• Exercise goal: With the pictures left out, every record must be reproduced exactly.

--- --- ---

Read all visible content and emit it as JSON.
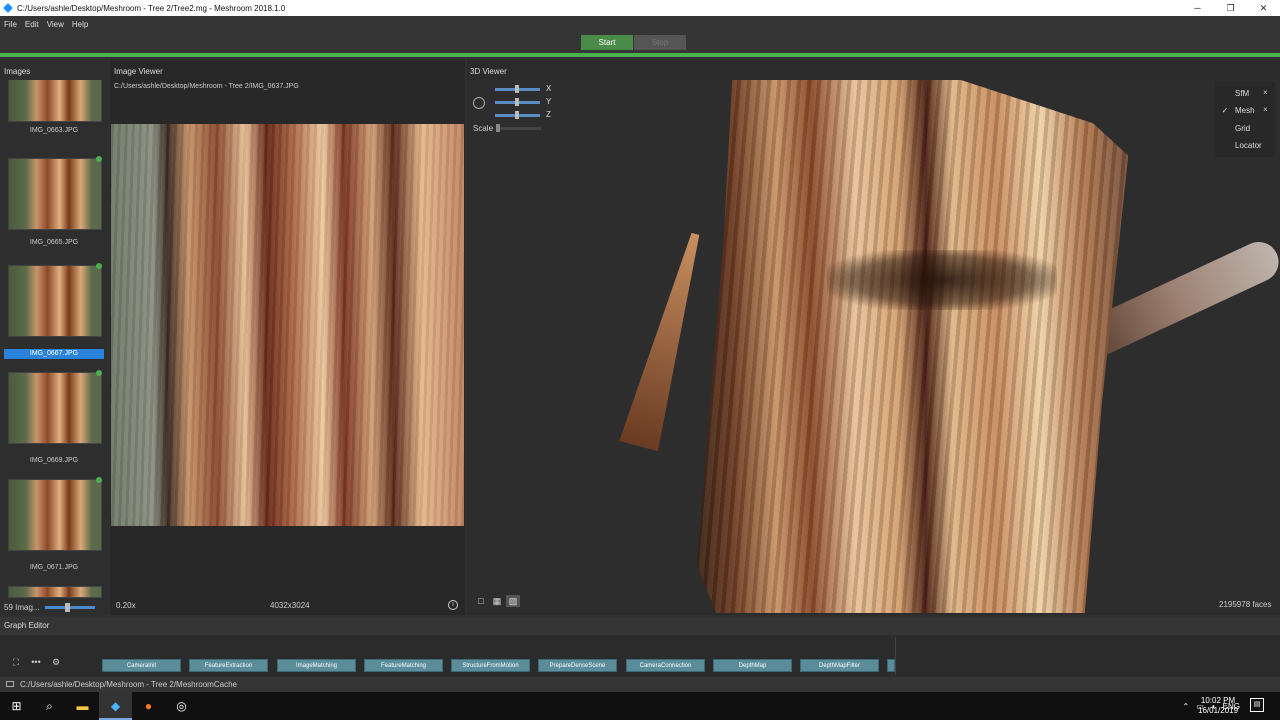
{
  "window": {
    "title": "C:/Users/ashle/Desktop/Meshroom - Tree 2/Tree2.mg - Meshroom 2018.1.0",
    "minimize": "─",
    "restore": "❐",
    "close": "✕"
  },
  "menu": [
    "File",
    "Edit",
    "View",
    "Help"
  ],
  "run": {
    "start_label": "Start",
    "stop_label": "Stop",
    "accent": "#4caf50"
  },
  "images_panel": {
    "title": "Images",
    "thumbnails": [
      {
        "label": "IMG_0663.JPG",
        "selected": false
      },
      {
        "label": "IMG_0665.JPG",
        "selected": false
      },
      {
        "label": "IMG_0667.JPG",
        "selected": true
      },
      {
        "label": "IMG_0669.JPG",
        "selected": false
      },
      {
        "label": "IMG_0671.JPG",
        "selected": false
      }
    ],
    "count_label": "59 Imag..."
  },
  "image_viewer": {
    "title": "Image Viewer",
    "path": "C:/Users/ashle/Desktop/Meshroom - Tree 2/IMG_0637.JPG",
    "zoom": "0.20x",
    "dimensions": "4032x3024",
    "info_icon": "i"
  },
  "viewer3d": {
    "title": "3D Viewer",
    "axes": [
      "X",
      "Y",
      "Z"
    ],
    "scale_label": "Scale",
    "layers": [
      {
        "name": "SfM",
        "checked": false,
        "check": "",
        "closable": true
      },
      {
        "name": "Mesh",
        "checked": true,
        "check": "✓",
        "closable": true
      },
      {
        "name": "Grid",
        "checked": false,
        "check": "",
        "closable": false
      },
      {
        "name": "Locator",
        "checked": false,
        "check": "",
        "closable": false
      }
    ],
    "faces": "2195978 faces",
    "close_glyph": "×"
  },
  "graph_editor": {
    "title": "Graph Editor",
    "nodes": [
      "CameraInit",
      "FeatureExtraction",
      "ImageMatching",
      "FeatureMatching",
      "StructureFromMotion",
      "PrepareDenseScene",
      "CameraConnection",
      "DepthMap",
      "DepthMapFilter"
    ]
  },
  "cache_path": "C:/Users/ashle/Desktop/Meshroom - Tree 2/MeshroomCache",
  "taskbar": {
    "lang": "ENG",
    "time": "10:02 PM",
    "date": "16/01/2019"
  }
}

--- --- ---

• Output for this task:
Read all visible content and emit it as JSON.
{
  "window": {
    "title": "C:/Users/ashle/Desktop/Meshroom - Tree 2/Tree2.mg - Meshroom 2018.1.0",
    "minimize": "─",
    "restore": "❐",
    "close": "✕"
  },
  "menu": [
    "File",
    "Edit",
    "View",
    "Help"
  ],
  "run": {
    "start_label": "Start",
    "stop_label": "Stop",
    "accent": "#4caf50"
  },
  "images_panel": {
    "title": "Images",
    "thumbnails": [
      {
        "label": "IMG_0663.JPG",
        "selected": false
      },
      {
        "label": "IMG_0665.JPG",
        "selected": false
      },
      {
        "label": "IMG_0667.JPG",
        "selected": true
      },
      {
        "label": "IMG_0669.JPG",
        "selected": false
      },
      {
        "label": "IMG_0671.JPG",
        "selected": false
      }
    ],
    "count_label": "59 Imag..."
  },
  "image_viewer": {
    "title": "Image Viewer",
    "path": "C:/Users/ashle/Desktop/Meshroom - Tree 2/IMG_0637.JPG",
    "zoom": "0.20x",
    "dimensions": "4032x3024",
    "info_icon": "i"
  },
  "viewer3d": {
    "title": "3D Viewer",
    "axes": [
      "X",
      "Y",
      "Z"
    ],
    "scale_label": "Scale",
    "layers": [
      {
        "name": "SfM",
        "checked": false,
        "check": "",
        "closable": true
      },
      {
        "name": "Mesh",
        "checked": true,
        "check": "✓",
        "closable": true
      },
      {
        "name": "Grid",
        "checked": false,
        "check": "",
        "closable": false
      },
      {
        "name": "Locator",
        "checked": false,
        "check": "",
        "closable": false
      }
    ],
    "faces": "2195978 faces",
    "close_glyph": "×"
  },
  "graph_editor": {
    "title": "Graph Editor",
    "nodes": [
      "CameraInit",
      "FeatureExtraction",
      "ImageMatching",
      "FeatureMatching",
      "StructureFromMotion",
      "PrepareDenseScene",
      "CameraConnection",
      "DepthMap",
      "DepthMapFilter"
    ]
  },
  "cache_path": "C:/Users/ashle/Desktop/Meshroom - Tree 2/MeshroomCache",
  "taskbar": {
    "lang": "ENG",
    "time": "10:02 PM",
    "date": "16/01/2019"
  }
}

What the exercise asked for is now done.